Content starts
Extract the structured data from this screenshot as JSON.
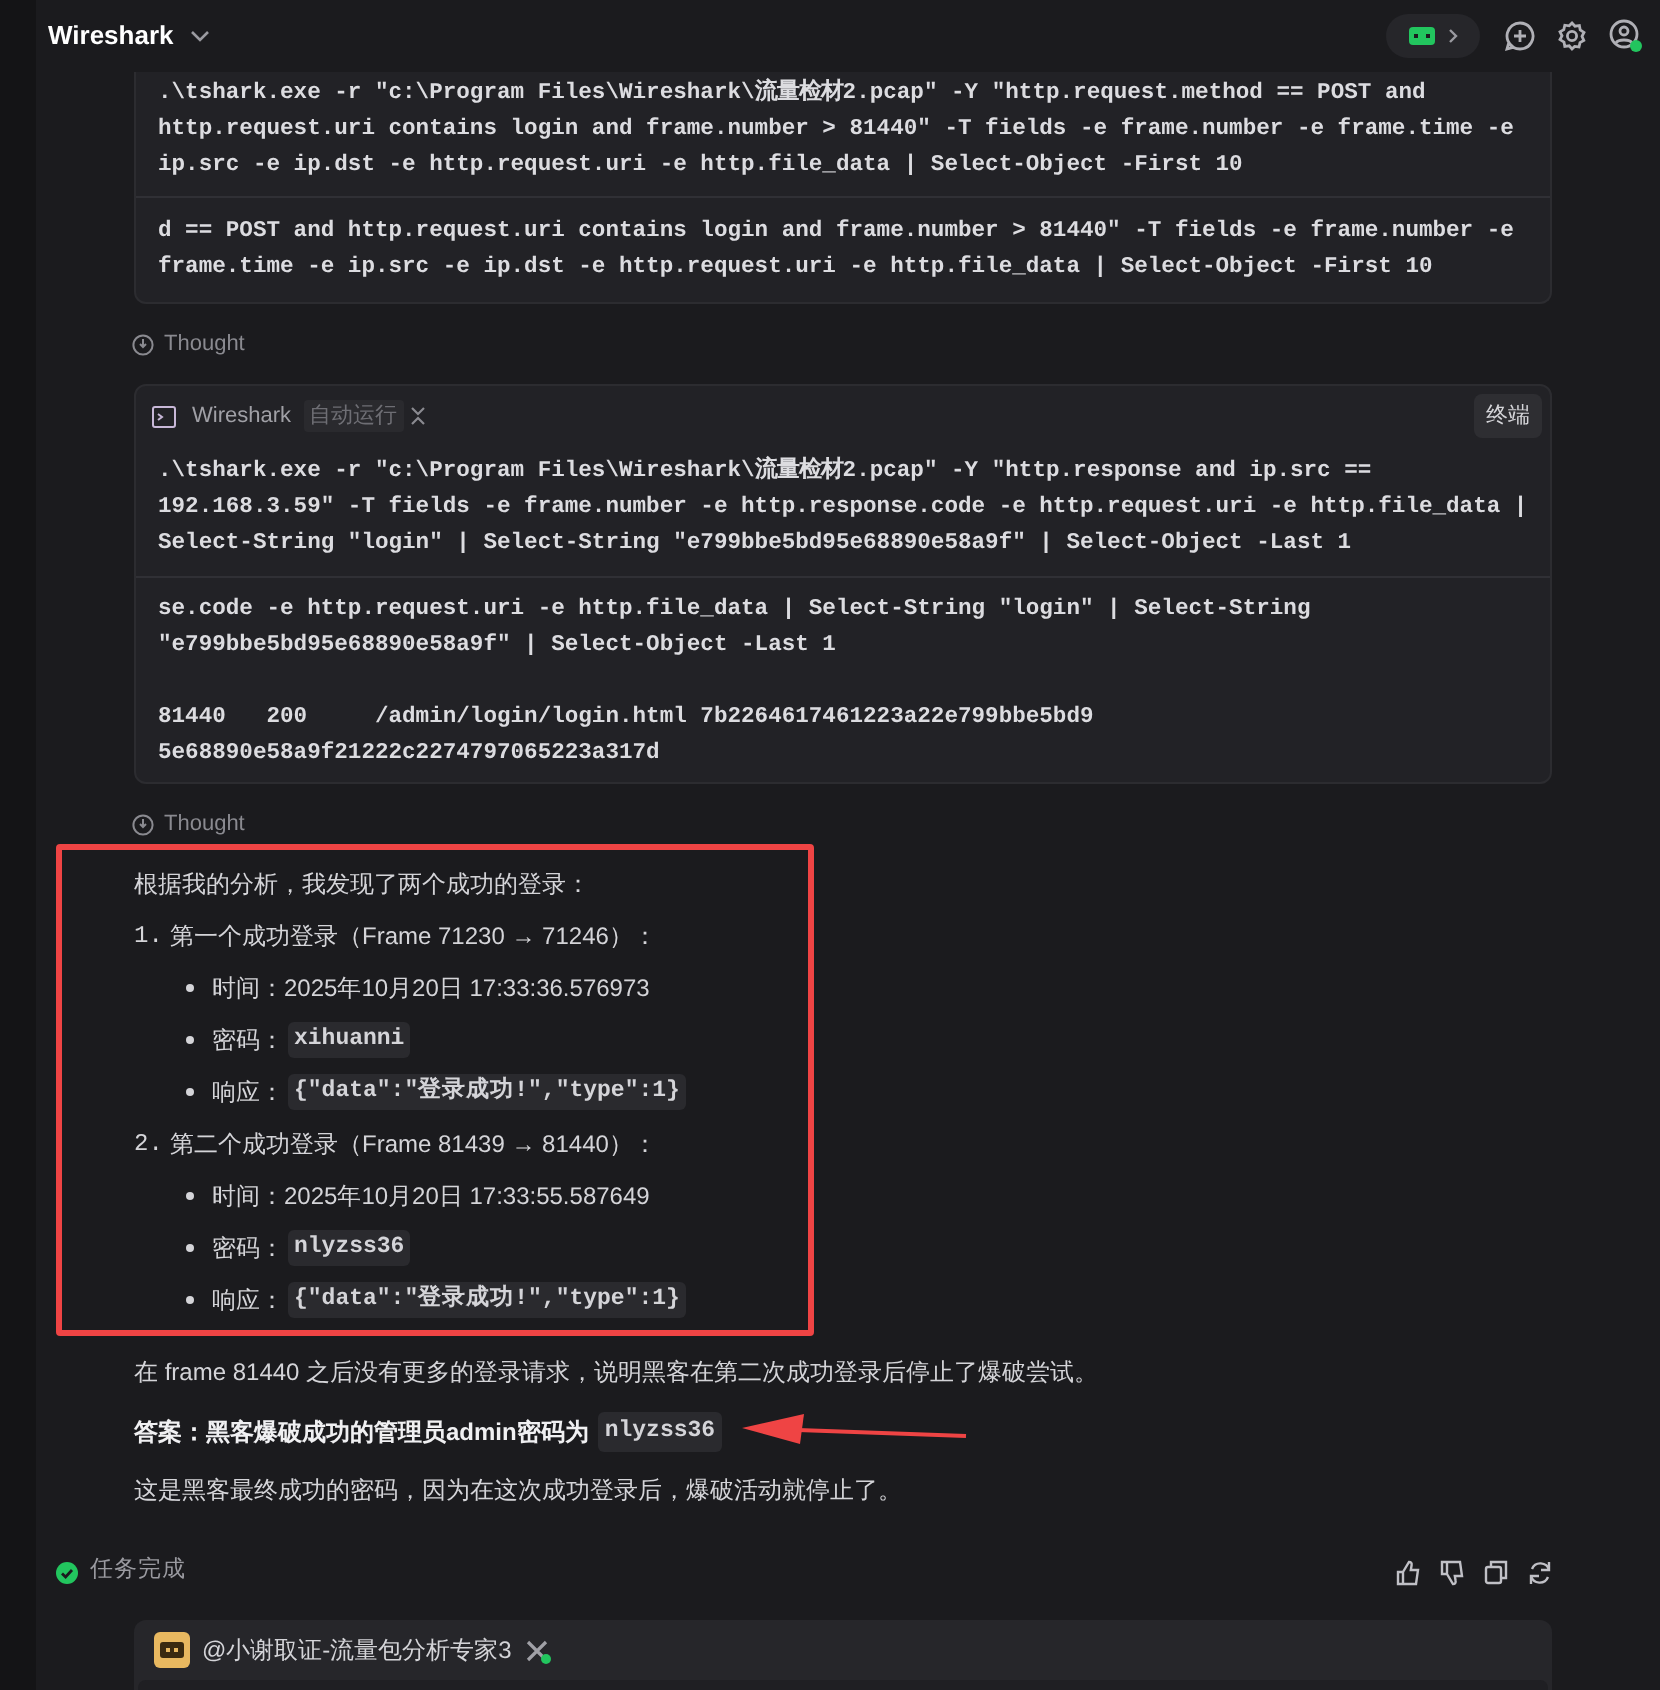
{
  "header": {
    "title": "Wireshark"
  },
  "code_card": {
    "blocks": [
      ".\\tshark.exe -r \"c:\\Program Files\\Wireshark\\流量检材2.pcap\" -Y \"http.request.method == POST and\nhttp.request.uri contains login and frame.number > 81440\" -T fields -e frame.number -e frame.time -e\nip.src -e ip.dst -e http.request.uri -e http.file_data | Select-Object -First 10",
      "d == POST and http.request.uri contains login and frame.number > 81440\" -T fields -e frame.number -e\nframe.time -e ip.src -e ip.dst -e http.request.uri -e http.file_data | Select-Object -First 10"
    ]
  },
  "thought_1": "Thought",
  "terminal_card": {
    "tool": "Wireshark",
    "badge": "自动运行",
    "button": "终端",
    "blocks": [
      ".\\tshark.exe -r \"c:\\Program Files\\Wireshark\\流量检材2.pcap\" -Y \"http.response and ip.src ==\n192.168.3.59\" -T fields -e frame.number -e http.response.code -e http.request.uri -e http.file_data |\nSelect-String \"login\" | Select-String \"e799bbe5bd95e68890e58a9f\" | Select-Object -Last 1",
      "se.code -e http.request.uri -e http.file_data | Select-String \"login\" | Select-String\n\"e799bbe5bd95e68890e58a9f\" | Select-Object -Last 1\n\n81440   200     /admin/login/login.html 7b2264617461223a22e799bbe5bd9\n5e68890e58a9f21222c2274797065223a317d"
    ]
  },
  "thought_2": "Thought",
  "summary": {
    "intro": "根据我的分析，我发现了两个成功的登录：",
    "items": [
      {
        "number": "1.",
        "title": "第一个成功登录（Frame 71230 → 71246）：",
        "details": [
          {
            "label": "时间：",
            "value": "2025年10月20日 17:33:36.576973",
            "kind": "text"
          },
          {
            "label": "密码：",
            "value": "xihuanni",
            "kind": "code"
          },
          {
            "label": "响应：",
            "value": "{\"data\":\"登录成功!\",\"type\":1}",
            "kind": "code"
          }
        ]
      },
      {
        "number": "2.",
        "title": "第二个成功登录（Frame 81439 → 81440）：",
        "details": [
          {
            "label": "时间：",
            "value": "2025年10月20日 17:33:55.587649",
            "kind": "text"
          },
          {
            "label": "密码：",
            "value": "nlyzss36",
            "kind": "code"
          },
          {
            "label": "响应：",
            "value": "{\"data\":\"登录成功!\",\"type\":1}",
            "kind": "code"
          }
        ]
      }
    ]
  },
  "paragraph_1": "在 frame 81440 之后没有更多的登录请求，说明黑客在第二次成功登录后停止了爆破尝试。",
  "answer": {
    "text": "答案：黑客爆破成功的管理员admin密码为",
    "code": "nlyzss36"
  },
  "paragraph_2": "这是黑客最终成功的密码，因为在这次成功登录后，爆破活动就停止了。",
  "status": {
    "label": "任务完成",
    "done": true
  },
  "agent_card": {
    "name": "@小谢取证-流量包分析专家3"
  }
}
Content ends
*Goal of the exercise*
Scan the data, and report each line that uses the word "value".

*Exercise result*
            "value": "2025年10月20日 17:33:36.576973",
            "value": "xihuanni",
            "value": "{\"data\":\"登录成功!\",\"type\":1}",
            "value": "2025年10月20日 17:33:55.587649",
            "value": "nlyzss36",
            "value": "{\"data\":\"登录成功!\",\"type\":1}",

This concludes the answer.